• [Dataset records]:
►
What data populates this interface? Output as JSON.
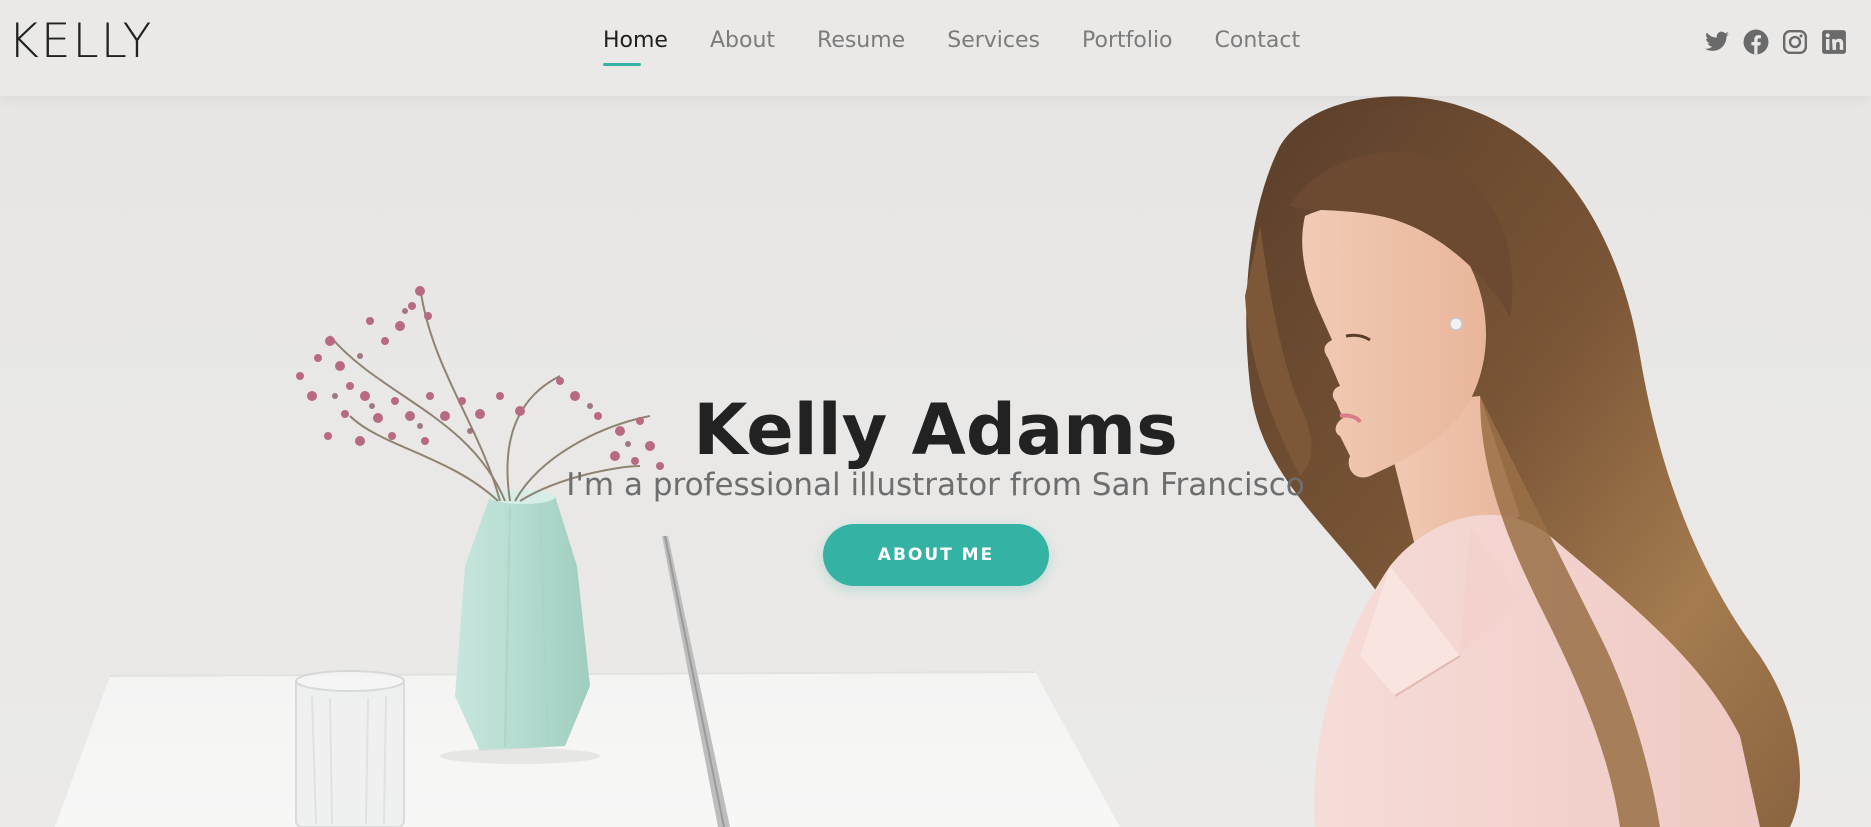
{
  "header": {
    "logo": "KELLY",
    "nav": [
      {
        "label": "Home",
        "active": true
      },
      {
        "label": "About",
        "active": false
      },
      {
        "label": "Resume",
        "active": false
      },
      {
        "label": "Services",
        "active": false
      },
      {
        "label": "Portfolio",
        "active": false
      },
      {
        "label": "Contact",
        "active": false
      }
    ],
    "socials": [
      "twitter-icon",
      "facebook-icon",
      "instagram-icon",
      "linkedin-icon"
    ]
  },
  "hero": {
    "title": "Kelly Adams",
    "subtitle": "I'm a professional illustrator from San Francisco",
    "button_label": "ABOUT ME"
  },
  "colors": {
    "accent": "#34b3a4",
    "header_bg": "#eae9e7",
    "text_dark": "#222222",
    "text_muted": "#7c7c7c"
  }
}
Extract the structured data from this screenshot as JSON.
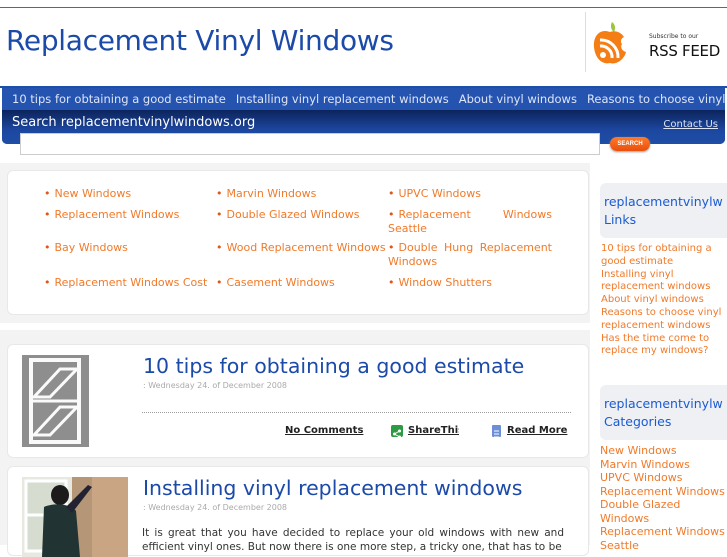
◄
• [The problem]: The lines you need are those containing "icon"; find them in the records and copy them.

• [Answer area]:
      "twitter-icon",
      "facebook-icon",
      "instagram-icon",
      "linkedin-icon"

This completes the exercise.